### Listed entries

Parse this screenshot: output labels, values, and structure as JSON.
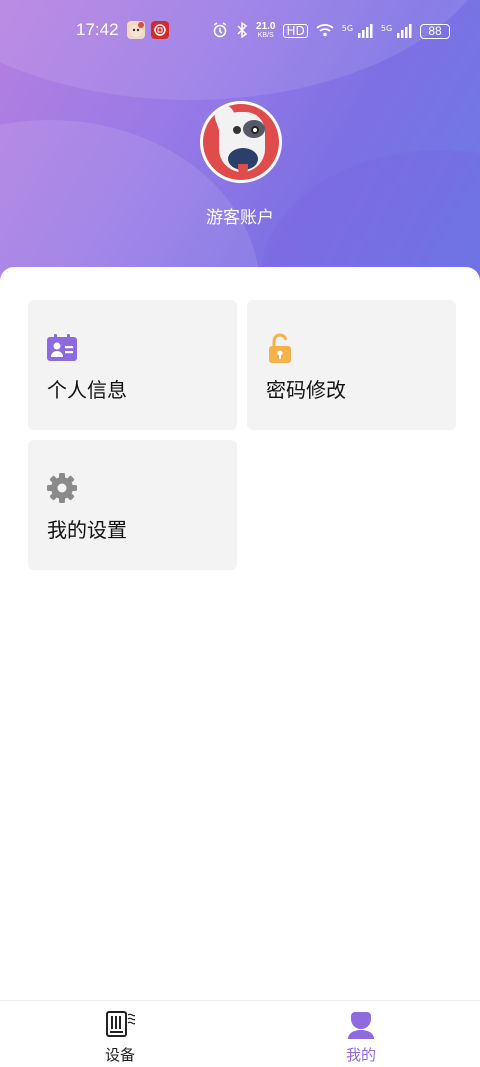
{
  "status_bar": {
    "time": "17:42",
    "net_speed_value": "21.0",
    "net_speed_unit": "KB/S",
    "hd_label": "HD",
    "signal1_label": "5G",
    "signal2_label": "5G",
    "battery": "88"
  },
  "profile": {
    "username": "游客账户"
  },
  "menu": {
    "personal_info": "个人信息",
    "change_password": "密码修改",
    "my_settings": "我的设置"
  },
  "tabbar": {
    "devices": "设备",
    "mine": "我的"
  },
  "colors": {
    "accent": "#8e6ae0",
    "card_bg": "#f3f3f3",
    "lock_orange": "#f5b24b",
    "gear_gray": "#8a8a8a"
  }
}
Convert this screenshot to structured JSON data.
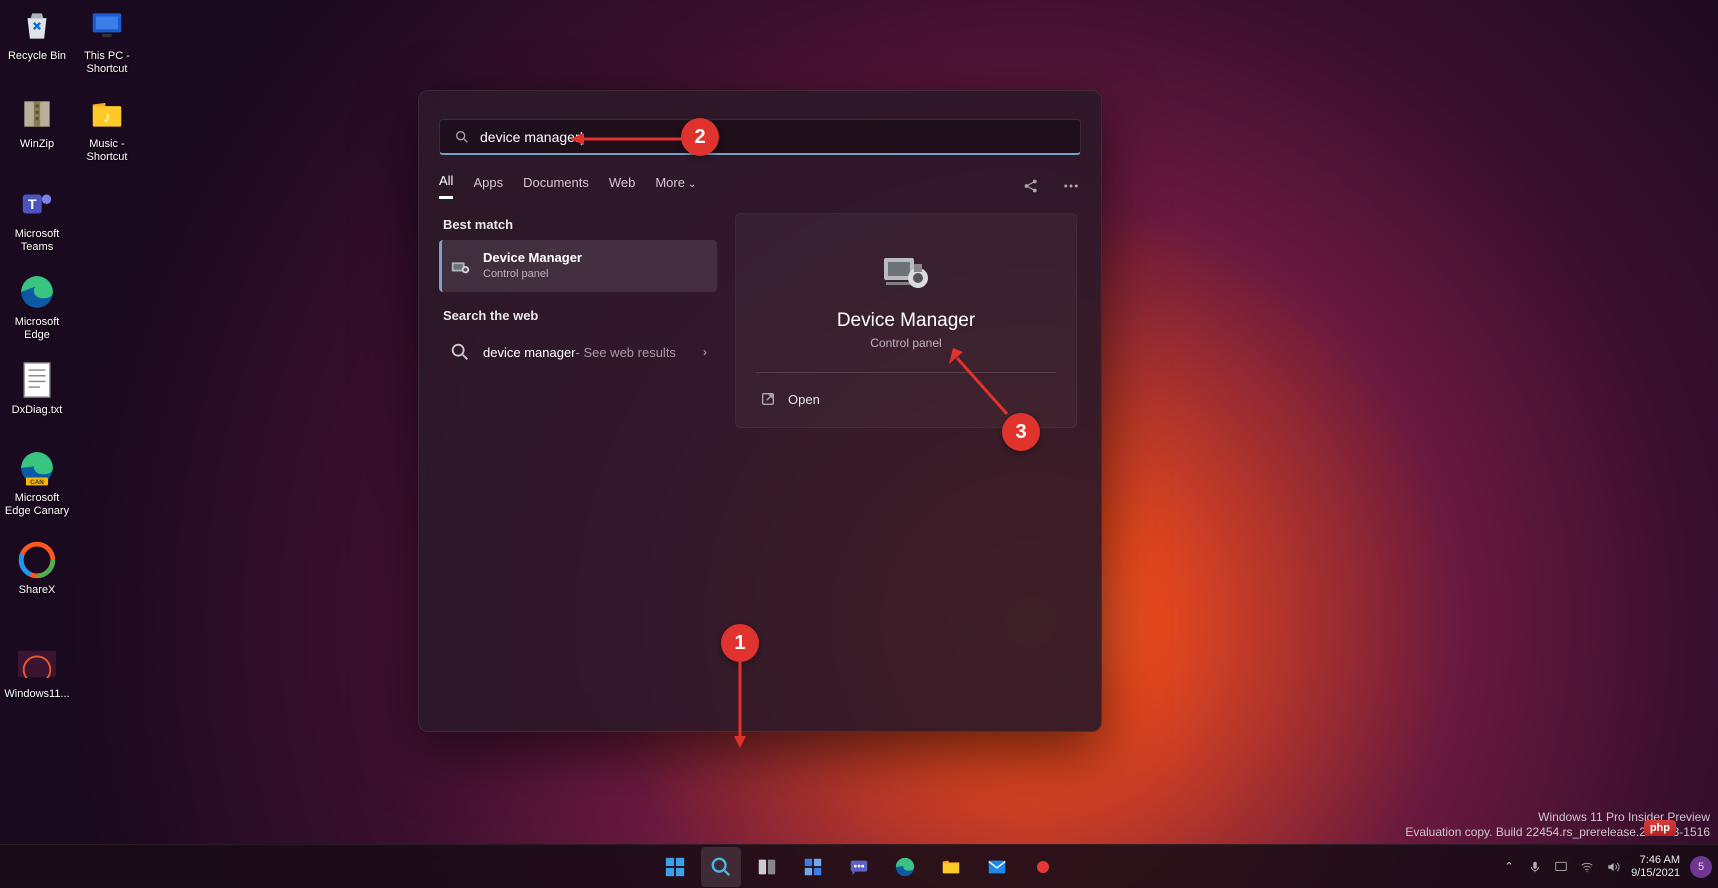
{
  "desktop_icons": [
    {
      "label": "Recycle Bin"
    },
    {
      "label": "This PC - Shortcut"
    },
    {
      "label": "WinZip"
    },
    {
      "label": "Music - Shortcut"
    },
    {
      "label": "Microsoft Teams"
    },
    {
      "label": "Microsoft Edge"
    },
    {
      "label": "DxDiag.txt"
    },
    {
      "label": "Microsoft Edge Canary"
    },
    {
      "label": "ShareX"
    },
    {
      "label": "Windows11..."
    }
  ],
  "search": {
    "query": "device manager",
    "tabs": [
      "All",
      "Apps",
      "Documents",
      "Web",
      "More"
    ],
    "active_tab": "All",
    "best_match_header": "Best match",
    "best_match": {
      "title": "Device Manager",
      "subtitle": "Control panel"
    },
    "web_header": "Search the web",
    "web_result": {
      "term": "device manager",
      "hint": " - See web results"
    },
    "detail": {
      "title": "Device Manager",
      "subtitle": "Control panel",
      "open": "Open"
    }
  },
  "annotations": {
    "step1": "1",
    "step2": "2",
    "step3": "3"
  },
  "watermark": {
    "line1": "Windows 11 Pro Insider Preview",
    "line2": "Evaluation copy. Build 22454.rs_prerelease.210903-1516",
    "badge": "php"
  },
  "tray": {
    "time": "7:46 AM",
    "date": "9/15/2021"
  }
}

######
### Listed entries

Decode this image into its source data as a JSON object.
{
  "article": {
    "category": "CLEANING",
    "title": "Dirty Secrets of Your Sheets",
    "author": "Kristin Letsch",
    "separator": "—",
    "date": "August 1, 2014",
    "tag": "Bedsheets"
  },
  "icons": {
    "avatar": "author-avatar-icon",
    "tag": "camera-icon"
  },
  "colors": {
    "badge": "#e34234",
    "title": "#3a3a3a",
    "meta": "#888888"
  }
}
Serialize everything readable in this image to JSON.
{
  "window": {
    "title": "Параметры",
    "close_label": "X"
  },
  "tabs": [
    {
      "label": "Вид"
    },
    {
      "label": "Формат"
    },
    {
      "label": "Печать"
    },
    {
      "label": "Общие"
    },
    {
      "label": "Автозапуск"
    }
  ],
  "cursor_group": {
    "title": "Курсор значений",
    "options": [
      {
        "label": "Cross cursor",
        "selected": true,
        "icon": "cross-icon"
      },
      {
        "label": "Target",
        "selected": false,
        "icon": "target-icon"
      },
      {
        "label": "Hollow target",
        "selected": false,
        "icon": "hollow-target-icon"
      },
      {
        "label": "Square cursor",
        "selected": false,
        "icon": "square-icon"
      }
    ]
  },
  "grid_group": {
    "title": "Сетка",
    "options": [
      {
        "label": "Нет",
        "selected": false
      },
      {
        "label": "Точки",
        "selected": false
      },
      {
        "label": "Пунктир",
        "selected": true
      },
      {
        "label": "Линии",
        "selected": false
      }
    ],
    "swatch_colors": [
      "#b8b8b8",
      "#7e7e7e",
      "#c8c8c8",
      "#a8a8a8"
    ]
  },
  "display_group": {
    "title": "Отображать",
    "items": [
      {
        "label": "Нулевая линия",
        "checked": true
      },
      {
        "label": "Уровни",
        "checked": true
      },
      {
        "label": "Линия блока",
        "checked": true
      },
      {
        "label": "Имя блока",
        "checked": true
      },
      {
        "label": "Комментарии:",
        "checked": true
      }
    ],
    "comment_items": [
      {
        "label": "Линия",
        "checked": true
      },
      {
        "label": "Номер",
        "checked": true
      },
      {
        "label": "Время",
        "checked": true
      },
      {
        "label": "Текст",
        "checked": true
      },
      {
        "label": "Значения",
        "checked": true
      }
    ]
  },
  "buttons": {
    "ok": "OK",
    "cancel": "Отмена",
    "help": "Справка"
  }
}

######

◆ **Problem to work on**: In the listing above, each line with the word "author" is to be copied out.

◆ **Answer to this problem**:
    "author": "Kristin Letsch",
    "avatar": "author-avatar-icon",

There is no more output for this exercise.